== WHAT IS BEING ASKED ==
Among the entries below, copy every line that carries the word "JSON".

== STUDY MATERIAL ==
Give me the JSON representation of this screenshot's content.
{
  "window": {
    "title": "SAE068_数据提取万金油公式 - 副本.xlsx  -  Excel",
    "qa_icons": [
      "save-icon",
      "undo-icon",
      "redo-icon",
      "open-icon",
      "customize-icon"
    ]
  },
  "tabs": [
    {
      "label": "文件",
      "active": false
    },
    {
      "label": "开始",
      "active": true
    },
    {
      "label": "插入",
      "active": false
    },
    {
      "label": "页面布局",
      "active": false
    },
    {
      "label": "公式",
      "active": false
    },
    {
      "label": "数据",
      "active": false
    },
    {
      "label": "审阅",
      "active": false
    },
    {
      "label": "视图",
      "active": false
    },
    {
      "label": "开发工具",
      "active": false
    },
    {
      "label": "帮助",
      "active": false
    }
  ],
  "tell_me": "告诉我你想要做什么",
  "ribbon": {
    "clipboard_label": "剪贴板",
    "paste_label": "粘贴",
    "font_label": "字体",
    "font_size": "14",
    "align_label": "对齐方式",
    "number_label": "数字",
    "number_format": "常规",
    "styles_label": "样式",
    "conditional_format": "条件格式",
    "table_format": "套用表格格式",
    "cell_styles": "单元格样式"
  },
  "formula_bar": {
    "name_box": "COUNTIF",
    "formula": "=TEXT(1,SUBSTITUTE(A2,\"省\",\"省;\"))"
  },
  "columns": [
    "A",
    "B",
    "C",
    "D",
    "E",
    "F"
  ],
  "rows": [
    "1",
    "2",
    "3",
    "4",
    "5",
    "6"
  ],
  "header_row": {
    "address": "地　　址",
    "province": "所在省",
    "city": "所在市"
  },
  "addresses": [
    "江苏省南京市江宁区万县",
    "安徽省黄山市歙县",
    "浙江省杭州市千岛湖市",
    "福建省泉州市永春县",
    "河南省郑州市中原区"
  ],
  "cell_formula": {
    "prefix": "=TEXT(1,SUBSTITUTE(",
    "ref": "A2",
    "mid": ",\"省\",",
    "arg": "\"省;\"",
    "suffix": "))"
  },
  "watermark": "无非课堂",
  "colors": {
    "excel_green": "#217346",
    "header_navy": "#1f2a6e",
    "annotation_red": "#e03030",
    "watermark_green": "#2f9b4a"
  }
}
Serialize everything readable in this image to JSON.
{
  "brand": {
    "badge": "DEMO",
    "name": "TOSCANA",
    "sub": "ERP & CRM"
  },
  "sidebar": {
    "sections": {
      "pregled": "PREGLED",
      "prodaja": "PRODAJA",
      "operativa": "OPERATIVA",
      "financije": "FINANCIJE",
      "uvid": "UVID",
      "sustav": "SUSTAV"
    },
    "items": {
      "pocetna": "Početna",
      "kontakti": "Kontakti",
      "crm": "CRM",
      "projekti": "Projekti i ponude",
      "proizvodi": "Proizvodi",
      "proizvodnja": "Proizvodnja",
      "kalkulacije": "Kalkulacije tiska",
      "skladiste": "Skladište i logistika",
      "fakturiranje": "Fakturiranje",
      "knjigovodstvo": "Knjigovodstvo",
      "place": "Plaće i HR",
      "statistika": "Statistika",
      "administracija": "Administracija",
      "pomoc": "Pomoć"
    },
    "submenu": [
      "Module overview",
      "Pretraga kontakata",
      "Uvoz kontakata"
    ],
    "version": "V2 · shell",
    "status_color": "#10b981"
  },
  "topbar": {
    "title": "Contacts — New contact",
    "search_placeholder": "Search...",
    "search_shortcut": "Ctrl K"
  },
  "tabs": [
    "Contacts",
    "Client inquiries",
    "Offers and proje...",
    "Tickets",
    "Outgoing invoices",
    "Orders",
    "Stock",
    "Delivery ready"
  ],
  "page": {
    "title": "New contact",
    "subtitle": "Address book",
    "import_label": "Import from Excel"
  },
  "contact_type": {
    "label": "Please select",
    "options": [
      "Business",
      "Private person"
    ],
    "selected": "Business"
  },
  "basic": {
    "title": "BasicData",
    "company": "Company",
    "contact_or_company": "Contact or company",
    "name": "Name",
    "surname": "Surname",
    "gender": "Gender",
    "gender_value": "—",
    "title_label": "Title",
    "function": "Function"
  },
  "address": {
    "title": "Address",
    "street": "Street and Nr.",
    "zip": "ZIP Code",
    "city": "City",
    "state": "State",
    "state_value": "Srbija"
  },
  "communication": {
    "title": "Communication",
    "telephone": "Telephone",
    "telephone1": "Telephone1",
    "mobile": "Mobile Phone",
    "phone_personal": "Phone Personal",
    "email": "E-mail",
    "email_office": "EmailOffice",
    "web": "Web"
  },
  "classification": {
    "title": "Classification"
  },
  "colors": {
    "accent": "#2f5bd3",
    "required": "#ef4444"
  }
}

== SOLUTION FOR THIS PROBLEM ==
Give me the JSON representation of this screenshot's content.
Serialize everything readable in this image to JSON.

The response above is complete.